“Our teams answer every initial 999 call and my colleagues in Northern Ireland handled over 19,000 calls every single day last year.
“We’re proud to support our emergency services partners and join together today in celebrating the amazing work they do.”
Paul Murnaghan, Regional Director for BT’s Enterprise business In Northern Ireland, added: “At BT we’re proud to play a critical role in supporting the outstanding work of the emergency services. During the peak of the Covid-19 pandemic our 999 call advisors faced a significant increase in calls, and have gone above and beyond to provide a critical role to the Northern Ireland public.
“Our AML Technology can now detect that an emergency call is being made, and sends the caller’s precise GPS position as close as three metres in some cases, to the 999 service during the call.
“This could mean, for example, being able to tell which side of the motorway the call has come from, helping an ambulance get to a scene ten minutes earlier, which is potentially life-saving. Our 999 call advisors and the emergency services do phenomenal work and we’re delighted to be celebrating them on Emergency Services Day.”
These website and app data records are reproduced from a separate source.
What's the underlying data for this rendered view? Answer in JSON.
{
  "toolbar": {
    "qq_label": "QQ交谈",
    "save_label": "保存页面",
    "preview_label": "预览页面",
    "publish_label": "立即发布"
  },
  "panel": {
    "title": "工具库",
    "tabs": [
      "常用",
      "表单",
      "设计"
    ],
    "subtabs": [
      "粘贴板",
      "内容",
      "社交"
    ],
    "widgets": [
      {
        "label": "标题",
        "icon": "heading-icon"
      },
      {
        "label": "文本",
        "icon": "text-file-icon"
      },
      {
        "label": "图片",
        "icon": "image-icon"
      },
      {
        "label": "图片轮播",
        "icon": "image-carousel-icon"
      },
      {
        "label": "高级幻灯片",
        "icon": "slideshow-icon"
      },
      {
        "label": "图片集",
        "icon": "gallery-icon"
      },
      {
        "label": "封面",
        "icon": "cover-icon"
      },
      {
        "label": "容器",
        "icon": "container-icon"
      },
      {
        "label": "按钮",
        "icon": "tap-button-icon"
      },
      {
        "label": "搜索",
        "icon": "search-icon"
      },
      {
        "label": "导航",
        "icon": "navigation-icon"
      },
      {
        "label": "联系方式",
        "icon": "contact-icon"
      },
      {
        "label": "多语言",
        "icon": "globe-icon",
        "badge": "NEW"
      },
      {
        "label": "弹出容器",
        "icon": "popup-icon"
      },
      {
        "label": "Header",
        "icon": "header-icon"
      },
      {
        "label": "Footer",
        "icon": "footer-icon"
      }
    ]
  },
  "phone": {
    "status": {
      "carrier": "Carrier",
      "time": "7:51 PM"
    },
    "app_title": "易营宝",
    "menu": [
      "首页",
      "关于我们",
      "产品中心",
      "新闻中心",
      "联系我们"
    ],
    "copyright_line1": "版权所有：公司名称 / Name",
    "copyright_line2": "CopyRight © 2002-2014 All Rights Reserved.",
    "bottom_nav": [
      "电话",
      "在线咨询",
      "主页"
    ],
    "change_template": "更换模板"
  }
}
BT plays a critical role supporting the emergency services – from its 999 call centres, building the Emergency Services Network (ESN), to BT’s emergency service volunteers working across the UK and globally.